A three-day World Cup campaign is sure to have dismantled the confidence of the ever-arrogant Aussies.
It must have been something so new for the Australians. Just two matches in a World Cup tournament, even if it is the shortest format. Nasty! Somehow, I tend to relate it with Rafael Nadal’s exit from the French Open.
My memory stretches back to the 1996 World Cup from where the Australian dominance in international cricket had almost spiralled up to the top. They reached the finals, but lost to ultimate champions Sri Lanka. Later, in 1999, Steve Waugh’s men capitalised on Allan Donald’s error of judgement and booked a place in the finals riding on a piece of luck too. There, they were flawless against Pakistan. And then there was no stopping their caravan that had started to roll.
2003 and 2007 World Cups went by, but the winners never changed.

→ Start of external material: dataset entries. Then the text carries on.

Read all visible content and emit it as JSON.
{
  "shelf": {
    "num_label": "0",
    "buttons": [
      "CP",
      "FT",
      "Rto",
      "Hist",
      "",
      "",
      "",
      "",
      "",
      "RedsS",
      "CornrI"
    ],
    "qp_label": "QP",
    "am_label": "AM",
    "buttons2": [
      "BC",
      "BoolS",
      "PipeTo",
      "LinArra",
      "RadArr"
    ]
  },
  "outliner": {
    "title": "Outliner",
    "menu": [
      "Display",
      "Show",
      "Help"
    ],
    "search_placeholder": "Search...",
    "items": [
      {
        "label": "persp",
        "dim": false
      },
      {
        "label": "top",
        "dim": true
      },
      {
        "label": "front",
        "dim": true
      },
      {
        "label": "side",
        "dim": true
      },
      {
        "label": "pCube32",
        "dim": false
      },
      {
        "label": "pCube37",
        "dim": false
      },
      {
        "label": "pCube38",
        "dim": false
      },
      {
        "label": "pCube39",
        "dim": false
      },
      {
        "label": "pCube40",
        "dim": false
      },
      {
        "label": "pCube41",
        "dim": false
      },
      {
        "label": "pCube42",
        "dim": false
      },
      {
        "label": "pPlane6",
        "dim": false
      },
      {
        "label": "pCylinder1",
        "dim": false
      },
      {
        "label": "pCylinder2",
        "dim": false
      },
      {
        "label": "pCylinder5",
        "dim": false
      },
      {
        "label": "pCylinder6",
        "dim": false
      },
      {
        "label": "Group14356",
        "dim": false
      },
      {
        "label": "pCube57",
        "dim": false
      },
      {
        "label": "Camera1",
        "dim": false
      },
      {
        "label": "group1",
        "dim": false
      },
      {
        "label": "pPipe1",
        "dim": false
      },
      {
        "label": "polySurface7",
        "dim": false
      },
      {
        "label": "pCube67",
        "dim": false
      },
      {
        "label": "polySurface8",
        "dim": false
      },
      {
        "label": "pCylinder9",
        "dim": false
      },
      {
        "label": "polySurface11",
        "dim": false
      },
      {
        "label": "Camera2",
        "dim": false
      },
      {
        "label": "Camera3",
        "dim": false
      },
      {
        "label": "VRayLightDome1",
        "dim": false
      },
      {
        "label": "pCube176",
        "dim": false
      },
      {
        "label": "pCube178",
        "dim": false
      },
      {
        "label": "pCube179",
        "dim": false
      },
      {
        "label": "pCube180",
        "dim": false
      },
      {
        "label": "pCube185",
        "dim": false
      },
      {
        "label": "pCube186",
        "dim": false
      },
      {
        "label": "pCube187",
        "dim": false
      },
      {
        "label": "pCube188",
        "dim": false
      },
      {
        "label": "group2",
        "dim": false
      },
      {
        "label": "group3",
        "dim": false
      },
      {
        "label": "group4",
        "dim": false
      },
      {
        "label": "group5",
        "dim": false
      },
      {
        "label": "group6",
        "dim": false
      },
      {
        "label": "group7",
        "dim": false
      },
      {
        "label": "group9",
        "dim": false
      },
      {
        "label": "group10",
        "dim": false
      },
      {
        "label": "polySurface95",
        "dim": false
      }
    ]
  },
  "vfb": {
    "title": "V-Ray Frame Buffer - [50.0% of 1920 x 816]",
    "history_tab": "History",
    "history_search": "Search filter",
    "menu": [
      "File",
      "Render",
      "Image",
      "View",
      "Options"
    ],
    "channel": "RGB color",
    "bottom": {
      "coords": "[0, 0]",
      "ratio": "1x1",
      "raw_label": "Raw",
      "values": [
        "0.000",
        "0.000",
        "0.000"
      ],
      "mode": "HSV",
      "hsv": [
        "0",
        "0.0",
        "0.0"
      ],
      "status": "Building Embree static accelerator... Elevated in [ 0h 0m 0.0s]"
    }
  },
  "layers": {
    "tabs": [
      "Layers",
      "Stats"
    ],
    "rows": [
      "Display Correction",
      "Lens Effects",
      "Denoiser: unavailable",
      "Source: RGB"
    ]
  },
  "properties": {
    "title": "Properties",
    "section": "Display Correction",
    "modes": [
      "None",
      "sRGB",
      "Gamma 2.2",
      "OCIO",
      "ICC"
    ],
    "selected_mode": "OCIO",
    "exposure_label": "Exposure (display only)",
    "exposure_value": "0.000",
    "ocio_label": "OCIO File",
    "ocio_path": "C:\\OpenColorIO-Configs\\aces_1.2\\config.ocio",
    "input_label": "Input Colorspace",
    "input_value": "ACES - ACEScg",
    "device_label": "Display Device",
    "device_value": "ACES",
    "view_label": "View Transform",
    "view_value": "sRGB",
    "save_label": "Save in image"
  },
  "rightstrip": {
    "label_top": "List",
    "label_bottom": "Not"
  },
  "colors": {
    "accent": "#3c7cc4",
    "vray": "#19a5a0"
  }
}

They started as the second ranked team on the ICC charts in the last WC with South Africa going in to the tournament as the Numero Uno.
Australia had started their T20 proceedings in February 2005 versus New Zealand on a positive note. But their bad spell began prior to the Ashes, when England made them bite dust in the shorter format, but it did not end there. Worse, Bangladesh feasted on the Kangaroos in the 50 over format. Then the biggest upset came, when Ricky Ponting’s men could not defend their Ashes title and England managed to lay their hands on the trophy for the first time in almost 20 years.
Come 2006 and South Africa were ready for a massacre of the Aussies. March 12, 2006 can be hailed as a day when the world witnessed one of the greatest matches in the history of the game. Australia would not have, in their wildest of nightmares, imagined South Africa chasing down their gargantuan target of 434.
Later came the revolutionary T20 World Cup in 2007. They started favourites as usual, but were knocked out in the semi finals at the hands of the eventual champions India.
Talking of their record in the shortest format of the game, it is difficult not to mention their disastrous record of losing five matches on the trot before coming into their T20 World Cup 2009 campaign. They came, they saw, they lost, they left making it the first World Cup in which Australia have not won a SINGLE game. For the record, Australia suffered defeat at the hands of Sri Lanka and West Indies to guarantee their exit from the second edition of the T20 WC.
Their compatriots in shame were Holland, Bangladesh and Scotland, who accompanied the Mighty Australians out of the tournament. Now, has the overconfidence of the team from Down Under pushed them so low that it gives the world a chance to compare them with the likes of Holland and Scotland!
A team that once made news when it lost, now regularly suffers ignominy in defeats. They no longer start favourites, one isn’t shocked when they lose, and lose by hefty margins. They are no longer the ‘Invincible Aussies’.
The period of 1999-2007 could well be termed as the ‘Golden Era’ for Australian Cricket in literal terms. With the likes of slaughtering Gilchrist, magical Warne, nippy McGrath, the Waugh Brothers, Hayden, Bevan and Martyn, (the list goes on); it is pretty obvious that such team would be a magic on the 22 yard pitch. Taking credit away from coach John Buchanan, Shane Warne once famously said that with a team comprising such legends, even his mom would have done a better job.
The transition of the Australian team was so sudden that the world champions went into a vegetative state.
Adam Gilchrist, Justin Langer, Glenn McGrath, Damien Martyn, Shane Warne and Matthew Hayden quit cricket in a space of no time. When a bunch of such murderous legends walk away from a team leaving the responsibility on young shoulders, a downfall of the team is pretty obvious. Leave alone the task being easy, it is near impossible to replace such gentlemen.
Had they retired one by one at regular intervals, guiding their younger team mates through their experience, the story would have been entirely different. A crater was created all of a sudden which has still not been filled. Frankly, it will take long to do so.
Take Indian cricket for instance, which is also undergoing a complete makeover, the same has not been the case. Of the legendary bunch, only Sourav Ganguly and Anil Kumble bid good bye transferring their responsibilities of taking care of the team on the shoulders of the “ageing-but-still-there” Sachin Tendulkar, Rahul Dravid and VVS Laxman.
Had all of them (Sachin, Dravid, Ganguly, Kumble, Laxman), hung their boots together, like the Australians; the current Men in Blue would not be touted as the next super-powers of the game.
Had the fab five of the Indian camp quit international cricket and left the responsibilities on young shoulders of the likes of Rohit Sharma, Suresh Raina and Yusuf Pathan, they would probably be facing similar fate as that of Australia.
The true sign of greatness is how you react after a fall. The ‘Mighty Aussies’ have fallen.
If only they rise from this stupor, will ‘Greatness Beckon’…!